Readings for Eighth Sunday after Pentecost, 7/22/12:2 Samuel 7:1-14a, Psalm 89:20-37, Ephesians 2:11-22, Mark 6:30-34, 53-56
2 Samuel 7:1-14a:
- David feels bad that he's living in a nice house while God travels via tent in the ark. So he offers to build God a cedar house. And God says, "who says I need a house? I've been doing just fine without one!"
- I think David's impulse is ours - wouldn't it be nicer if we could put God somewhere where we would always know where God was? But we get into trouble when our wanting to know where God is turns into wanting just to control God - period.
- What would it mean if you would just led God travel through your life, and not try to restrict God to only a part of your life?

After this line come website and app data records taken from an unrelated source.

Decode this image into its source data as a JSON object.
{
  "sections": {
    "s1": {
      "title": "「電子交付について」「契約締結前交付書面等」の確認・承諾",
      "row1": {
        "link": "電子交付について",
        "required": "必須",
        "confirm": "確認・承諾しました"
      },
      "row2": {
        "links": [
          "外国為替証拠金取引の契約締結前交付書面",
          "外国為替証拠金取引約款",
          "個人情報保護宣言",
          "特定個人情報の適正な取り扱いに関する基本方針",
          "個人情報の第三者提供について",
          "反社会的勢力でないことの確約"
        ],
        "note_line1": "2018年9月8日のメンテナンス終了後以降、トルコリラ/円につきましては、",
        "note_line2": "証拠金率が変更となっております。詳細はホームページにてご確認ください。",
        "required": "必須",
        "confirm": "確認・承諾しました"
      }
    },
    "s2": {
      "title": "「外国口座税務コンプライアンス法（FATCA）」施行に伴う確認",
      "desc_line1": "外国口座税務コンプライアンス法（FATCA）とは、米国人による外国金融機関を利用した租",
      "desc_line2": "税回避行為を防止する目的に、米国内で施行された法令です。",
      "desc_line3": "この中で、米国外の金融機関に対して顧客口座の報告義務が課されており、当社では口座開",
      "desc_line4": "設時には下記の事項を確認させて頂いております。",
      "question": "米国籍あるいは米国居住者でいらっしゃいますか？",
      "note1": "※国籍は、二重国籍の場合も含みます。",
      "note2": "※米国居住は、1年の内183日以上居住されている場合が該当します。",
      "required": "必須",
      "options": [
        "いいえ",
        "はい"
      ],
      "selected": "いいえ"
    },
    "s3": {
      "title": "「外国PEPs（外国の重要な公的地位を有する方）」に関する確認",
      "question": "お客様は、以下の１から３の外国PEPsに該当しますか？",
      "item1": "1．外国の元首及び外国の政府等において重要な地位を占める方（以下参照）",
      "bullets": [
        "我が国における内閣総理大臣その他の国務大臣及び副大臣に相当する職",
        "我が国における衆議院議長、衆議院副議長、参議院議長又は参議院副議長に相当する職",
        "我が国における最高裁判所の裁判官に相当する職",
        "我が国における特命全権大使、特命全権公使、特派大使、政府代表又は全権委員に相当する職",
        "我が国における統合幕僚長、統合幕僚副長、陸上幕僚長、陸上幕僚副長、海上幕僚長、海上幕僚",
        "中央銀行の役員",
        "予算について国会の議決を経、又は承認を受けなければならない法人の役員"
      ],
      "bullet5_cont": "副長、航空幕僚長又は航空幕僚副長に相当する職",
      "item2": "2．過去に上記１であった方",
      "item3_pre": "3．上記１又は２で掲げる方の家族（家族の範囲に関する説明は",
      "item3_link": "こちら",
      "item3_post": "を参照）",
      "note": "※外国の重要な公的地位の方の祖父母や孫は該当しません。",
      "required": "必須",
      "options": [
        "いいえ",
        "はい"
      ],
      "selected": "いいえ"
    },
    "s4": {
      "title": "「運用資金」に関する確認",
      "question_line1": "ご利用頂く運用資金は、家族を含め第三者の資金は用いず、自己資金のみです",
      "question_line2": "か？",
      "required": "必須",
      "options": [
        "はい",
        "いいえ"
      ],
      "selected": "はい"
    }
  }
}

- Says Chris Haslam, "Overall, a king, on behalf of the people, laments some disaster and blames God for it, but our portion of the psalm recalls what God “spoke in a vision” (v. 19) to Nathan and/or David."
- Our part of the Psalm focuses on God talking about the power and anointing that he gives to David.
- If God was to write a promise out like this for you and what God has planned for your life, what do you think it would say? What do you hope it would say?
- "forever I will keep my steadfast love for him" - God's promise not just to David, but to us too.
- "For [Christ] is our peace; in his flesh he has made both groups into one and has broken down the dividing wall, that is, the hostility between us." Yes, yes, yes!! Oh, what a message we need to hear and live into in this time, this country, world, church, denomination...
- "one new humanity in the place of the two [groups]" - Why do we still live as if Christ had never eliminated the groups we've put ourselves into?
- "peace to you who were far off and peace to those who were near" - throughout, Paul is speaking about Gentiles and Jews. But we can always self apply. Do we always see ourselves as "those who [are] near" and everyone else as "far off" from Christ? He brings peace to both.
- This scene takes place immediately after last week's text where John the Baptist is beheaded. Retreating, then, seems to be in response not only to the disciples returning, but also to John's death.
- "compassion for them" - the theme of Jesus' reaction towards the crowds throughout his ministry, even when he wants to be getting away. I wish I could say I always reacted the same way when I'm trying to get away and someone comes to me in need. The Greek word here for compassion is from splanchnizomai, which means literally to "feel bowels of pity" - it is a physical, gut reaction of the insides - your stomach literally turning over in compassion. That's what Jesus feels when he sees the crowds.
- "like sheep without a shepherd" - wandering, aimless, lost, without purpose. That's us at worst, isn't it?
- "rushed about the whole region" - imagine how excited they must have been to have an opportunity to meet with Jesus, considering the communication available to them to let people know he had arrived.
- relentless. The people were relentless in their pursuit of Jesus. Mark even indicates this in the pace of his short but relentlessly paced gospel. Very little rest in this account of Jesus.